__Available data__:

******

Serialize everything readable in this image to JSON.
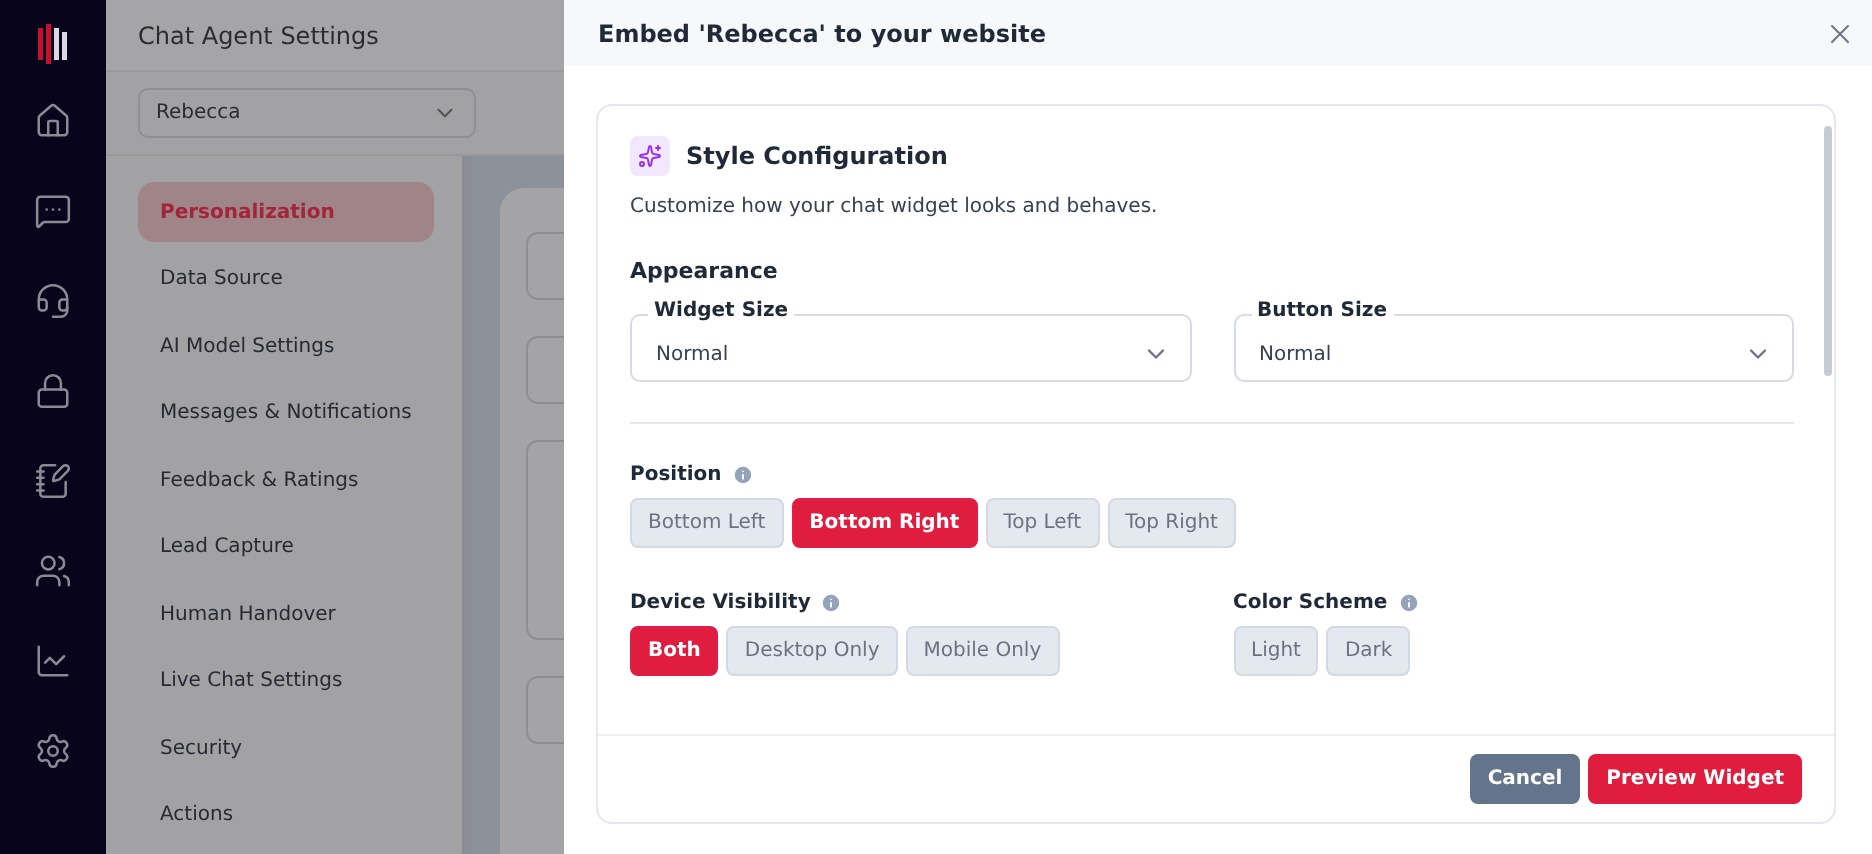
{
  "page": {
    "title": "Chat Agent Settings",
    "agent_select": {
      "value": "Rebecca"
    },
    "menu": [
      {
        "label": "Personalization",
        "selected": true
      },
      {
        "label": "Data Source",
        "selected": false
      },
      {
        "label": "AI Model Settings",
        "selected": false
      },
      {
        "label": "Messages & Notifications",
        "selected": false
      },
      {
        "label": "Feedback & Ratings",
        "selected": false
      },
      {
        "label": "Lead Capture",
        "selected": false
      },
      {
        "label": "Human Handover",
        "selected": false
      },
      {
        "label": "Live Chat Settings",
        "selected": false
      },
      {
        "label": "Security",
        "selected": false
      },
      {
        "label": "Actions",
        "selected": false
      }
    ]
  },
  "dialog": {
    "title": "Embed 'Rebecca' to your website",
    "section": {
      "title": "Style Configuration",
      "description": "Customize how your chat widget looks and behaves.",
      "appearance": {
        "heading": "Appearance",
        "fields": [
          {
            "label": "Widget Size",
            "value": "Normal"
          },
          {
            "label": "Button Size",
            "value": "Normal"
          }
        ]
      },
      "groups": [
        {
          "label": "Position",
          "options": [
            {
              "label": "Bottom Left",
              "selected": false
            },
            {
              "label": "Bottom Right",
              "selected": true
            },
            {
              "label": "Top Left",
              "selected": false
            },
            {
              "label": "Top Right",
              "selected": false
            }
          ]
        },
        {
          "label": "Device Visibility",
          "options": [
            {
              "label": "Both",
              "selected": true
            },
            {
              "label": "Desktop Only",
              "selected": false
            },
            {
              "label": "Mobile Only",
              "selected": false
            }
          ]
        },
        {
          "label": "Color Scheme",
          "options": [
            {
              "label": "Light",
              "selected": false
            },
            {
              "label": "Dark",
              "selected": false
            }
          ]
        }
      ]
    },
    "buttons": [
      {
        "label": "Cancel",
        "kind": "secondary"
      },
      {
        "label": "Preview Widget",
        "kind": "primary"
      }
    ]
  }
}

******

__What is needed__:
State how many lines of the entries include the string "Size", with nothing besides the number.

__Written response__:
2